DEBORAH WARNER CBERecently directed Mother Courage and Medea, both with Fiona Shaw, and Julius Caesar with Ralph Fiennes. Director of the Year for the RSC's Titus Andronicus (with Brian Cox), Electra (with Fiona Shaw) and Hedda Gabler (Fiona Shaw). Other productions include King John (RSC), King Lear, The Good Person of Setzuan and Richard II, The Waste Land in London and abroad, Coriolanus (Salzberg Festival), Medea in London and abroad, and The Angel Project in New York. Operas include Don Giovani and Fidelio (Glyndebourne), Wozzeck (Opera North), Paul Bunyan (ENO) and Medea in Dublin and London.
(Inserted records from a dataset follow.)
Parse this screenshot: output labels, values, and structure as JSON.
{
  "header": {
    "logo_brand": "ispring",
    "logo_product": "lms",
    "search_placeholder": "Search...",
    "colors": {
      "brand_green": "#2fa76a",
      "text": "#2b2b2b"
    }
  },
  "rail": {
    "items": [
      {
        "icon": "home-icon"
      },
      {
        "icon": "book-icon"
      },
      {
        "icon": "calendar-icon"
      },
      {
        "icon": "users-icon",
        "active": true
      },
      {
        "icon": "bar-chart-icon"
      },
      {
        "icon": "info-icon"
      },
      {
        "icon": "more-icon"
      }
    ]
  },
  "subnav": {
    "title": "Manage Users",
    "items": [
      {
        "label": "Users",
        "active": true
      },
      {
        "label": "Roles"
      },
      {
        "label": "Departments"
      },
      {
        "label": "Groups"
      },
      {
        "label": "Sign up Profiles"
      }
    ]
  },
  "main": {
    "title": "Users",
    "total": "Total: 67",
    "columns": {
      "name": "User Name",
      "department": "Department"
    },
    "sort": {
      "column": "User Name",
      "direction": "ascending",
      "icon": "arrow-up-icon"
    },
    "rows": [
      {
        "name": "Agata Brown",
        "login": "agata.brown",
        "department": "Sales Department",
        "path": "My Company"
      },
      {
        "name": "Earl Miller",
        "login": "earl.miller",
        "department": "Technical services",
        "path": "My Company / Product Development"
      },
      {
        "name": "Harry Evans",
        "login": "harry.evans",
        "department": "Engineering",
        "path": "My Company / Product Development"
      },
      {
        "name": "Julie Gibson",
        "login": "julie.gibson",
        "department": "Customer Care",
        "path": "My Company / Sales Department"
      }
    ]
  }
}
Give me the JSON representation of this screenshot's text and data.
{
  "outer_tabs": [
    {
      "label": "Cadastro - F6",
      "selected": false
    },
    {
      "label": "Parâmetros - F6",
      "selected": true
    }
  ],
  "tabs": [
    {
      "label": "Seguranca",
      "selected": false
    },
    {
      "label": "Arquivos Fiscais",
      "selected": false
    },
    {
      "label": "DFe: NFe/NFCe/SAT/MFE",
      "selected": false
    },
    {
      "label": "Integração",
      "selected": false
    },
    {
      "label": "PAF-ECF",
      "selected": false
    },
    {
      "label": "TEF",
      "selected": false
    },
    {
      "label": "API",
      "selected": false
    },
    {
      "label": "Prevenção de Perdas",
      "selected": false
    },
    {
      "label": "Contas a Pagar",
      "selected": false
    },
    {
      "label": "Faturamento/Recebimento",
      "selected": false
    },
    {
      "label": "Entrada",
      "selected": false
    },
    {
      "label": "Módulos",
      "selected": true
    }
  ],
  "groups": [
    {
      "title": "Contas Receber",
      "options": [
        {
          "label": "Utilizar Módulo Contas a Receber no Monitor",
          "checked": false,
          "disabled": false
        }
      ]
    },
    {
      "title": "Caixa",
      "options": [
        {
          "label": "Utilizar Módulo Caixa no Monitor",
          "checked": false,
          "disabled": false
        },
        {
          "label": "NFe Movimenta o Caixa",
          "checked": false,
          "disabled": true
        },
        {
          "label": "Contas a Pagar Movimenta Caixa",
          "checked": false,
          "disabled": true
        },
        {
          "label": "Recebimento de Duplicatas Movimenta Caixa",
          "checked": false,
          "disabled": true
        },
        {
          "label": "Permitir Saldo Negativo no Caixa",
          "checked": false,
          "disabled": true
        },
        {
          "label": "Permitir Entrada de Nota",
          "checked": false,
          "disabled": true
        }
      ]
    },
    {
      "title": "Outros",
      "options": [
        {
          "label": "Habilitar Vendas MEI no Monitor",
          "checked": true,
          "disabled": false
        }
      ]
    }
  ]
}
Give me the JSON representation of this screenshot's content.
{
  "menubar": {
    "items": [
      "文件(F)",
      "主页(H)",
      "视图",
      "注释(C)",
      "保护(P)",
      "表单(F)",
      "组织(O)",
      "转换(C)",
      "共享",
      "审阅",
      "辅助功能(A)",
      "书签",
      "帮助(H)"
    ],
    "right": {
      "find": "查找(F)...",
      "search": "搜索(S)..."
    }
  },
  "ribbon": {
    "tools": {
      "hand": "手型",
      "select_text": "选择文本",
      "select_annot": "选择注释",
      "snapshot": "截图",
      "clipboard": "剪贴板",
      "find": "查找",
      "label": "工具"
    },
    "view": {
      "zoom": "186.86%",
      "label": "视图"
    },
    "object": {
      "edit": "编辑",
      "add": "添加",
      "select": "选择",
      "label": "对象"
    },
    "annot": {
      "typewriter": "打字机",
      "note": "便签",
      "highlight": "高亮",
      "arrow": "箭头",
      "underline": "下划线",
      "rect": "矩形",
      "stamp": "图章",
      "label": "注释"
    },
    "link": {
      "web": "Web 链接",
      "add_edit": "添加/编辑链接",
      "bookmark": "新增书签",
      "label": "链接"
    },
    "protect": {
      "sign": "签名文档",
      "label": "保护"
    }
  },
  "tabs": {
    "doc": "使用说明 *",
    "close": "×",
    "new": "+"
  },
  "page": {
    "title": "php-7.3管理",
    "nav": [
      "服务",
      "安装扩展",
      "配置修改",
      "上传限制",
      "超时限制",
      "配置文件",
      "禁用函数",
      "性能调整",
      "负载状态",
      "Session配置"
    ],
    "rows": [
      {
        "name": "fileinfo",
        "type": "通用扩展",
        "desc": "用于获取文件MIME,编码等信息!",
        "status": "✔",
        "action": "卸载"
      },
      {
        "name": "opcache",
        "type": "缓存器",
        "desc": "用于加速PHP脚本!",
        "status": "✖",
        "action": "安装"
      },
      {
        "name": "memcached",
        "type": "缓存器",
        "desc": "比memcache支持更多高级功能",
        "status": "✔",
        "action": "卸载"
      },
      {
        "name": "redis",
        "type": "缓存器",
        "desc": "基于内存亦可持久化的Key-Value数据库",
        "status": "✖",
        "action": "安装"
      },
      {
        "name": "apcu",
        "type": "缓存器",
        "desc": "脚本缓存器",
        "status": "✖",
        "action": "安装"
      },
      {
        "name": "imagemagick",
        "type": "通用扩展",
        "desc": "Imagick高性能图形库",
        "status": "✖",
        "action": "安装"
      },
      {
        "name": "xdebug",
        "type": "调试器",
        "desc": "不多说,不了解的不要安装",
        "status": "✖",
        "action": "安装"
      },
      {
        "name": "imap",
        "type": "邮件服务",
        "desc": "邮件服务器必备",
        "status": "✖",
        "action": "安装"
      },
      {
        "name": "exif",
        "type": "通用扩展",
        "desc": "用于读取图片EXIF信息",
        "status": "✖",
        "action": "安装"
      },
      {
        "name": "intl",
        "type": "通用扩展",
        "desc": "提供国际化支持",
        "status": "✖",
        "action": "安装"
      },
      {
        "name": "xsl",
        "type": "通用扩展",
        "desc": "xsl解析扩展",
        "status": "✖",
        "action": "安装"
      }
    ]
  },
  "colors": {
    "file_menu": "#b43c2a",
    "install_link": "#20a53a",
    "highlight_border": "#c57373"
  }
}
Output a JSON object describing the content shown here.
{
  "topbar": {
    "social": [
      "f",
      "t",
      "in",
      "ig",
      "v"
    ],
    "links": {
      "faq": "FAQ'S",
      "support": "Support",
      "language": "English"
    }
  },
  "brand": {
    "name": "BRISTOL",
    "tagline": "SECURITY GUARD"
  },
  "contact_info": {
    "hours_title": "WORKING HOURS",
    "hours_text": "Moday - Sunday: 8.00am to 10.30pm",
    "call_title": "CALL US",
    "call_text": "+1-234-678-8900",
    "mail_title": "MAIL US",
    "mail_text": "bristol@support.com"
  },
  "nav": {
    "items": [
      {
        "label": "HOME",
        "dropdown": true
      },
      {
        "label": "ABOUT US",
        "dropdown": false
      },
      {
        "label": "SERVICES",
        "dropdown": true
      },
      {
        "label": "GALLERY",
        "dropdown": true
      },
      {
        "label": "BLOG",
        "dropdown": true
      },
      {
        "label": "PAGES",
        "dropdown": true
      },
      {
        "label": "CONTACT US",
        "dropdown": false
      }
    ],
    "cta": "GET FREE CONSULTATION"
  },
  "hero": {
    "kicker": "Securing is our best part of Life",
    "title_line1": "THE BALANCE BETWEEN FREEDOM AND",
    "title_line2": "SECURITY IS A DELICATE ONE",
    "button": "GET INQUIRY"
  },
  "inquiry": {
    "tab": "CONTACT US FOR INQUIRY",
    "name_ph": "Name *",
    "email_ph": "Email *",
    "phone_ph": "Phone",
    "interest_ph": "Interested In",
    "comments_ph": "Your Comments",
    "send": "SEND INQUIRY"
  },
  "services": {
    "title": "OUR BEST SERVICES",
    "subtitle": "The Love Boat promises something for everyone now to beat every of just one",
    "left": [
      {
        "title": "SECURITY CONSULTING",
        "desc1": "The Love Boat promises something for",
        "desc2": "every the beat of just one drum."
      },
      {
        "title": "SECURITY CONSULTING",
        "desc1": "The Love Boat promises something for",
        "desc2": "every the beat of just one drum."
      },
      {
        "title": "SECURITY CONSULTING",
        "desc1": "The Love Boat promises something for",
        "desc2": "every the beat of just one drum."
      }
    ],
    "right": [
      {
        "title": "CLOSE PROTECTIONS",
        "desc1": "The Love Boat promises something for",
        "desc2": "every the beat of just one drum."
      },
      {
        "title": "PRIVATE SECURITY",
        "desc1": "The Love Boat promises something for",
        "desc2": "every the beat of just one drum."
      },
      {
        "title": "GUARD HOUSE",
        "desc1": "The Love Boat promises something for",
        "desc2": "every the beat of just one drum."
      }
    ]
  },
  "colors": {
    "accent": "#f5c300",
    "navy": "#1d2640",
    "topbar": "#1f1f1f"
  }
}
MARK WING-DAVEYMark Wing-Davey first came to prominence in the United States with his highly acclaimed 1992 production of Caryl Churchill’s Mad Forest at New York Theatre Workshop. Since then he has worked extensively in New York City, for NYTW, Manhattan Theatre Club, Lincoln Center, Playwright’s Horizons, LAByrinth, and the Public Theater - directing Troilus and Cressida and Henry 5 in Central Park. He directed Sarah Ruhl’s Passion Play at the Goodman in Chicago, Yale Rep, and for Epic Theater in a site-specific production at the Irondale Center in Brooklyn. Recent productions include Molière’s School for Wives at Two River Theater New Jersey and Pericles, his fifth production for Berkeley Rep: 36 Views, The Life of Galileo, The Beaux’ Stratagem, and Mad Forest preceding it. He also directed an acclaimed Angels in America for ACT. Additional US and international credits include productions of new and classic plays at ART, Cincinnati, La Jolla, Mark Taper, McCarter, Milwaukee Rep, Pittsburgh Public, Playmaker’s Rep, Seattle Rep, Yale Rep; London’s Royal Court Theatre, National Theatre, the Edinburgh Festival, and musicals in the West End, and Australia.